**Work instructions:** For each line below that contains the string "handle", copy that line.

**Source data:**
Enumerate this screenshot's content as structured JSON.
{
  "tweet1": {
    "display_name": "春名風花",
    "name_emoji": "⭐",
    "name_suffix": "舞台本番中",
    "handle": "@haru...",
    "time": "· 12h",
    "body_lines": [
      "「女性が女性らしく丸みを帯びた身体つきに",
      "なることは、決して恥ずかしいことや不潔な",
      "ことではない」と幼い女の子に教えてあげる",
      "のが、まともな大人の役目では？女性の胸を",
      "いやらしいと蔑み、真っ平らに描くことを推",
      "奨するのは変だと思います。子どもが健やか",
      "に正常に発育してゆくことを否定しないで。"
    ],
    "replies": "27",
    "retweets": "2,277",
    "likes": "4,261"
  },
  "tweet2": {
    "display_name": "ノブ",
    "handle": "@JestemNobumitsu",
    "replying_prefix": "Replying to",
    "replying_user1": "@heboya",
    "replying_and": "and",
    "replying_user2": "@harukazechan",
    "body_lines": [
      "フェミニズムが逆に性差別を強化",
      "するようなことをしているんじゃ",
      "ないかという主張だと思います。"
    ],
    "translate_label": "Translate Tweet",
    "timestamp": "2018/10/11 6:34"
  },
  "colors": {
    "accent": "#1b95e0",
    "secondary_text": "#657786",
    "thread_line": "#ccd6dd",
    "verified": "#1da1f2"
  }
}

**Expected answer:**
    "handle": "@haru...",
    "handle": "@JestemNobumitsu",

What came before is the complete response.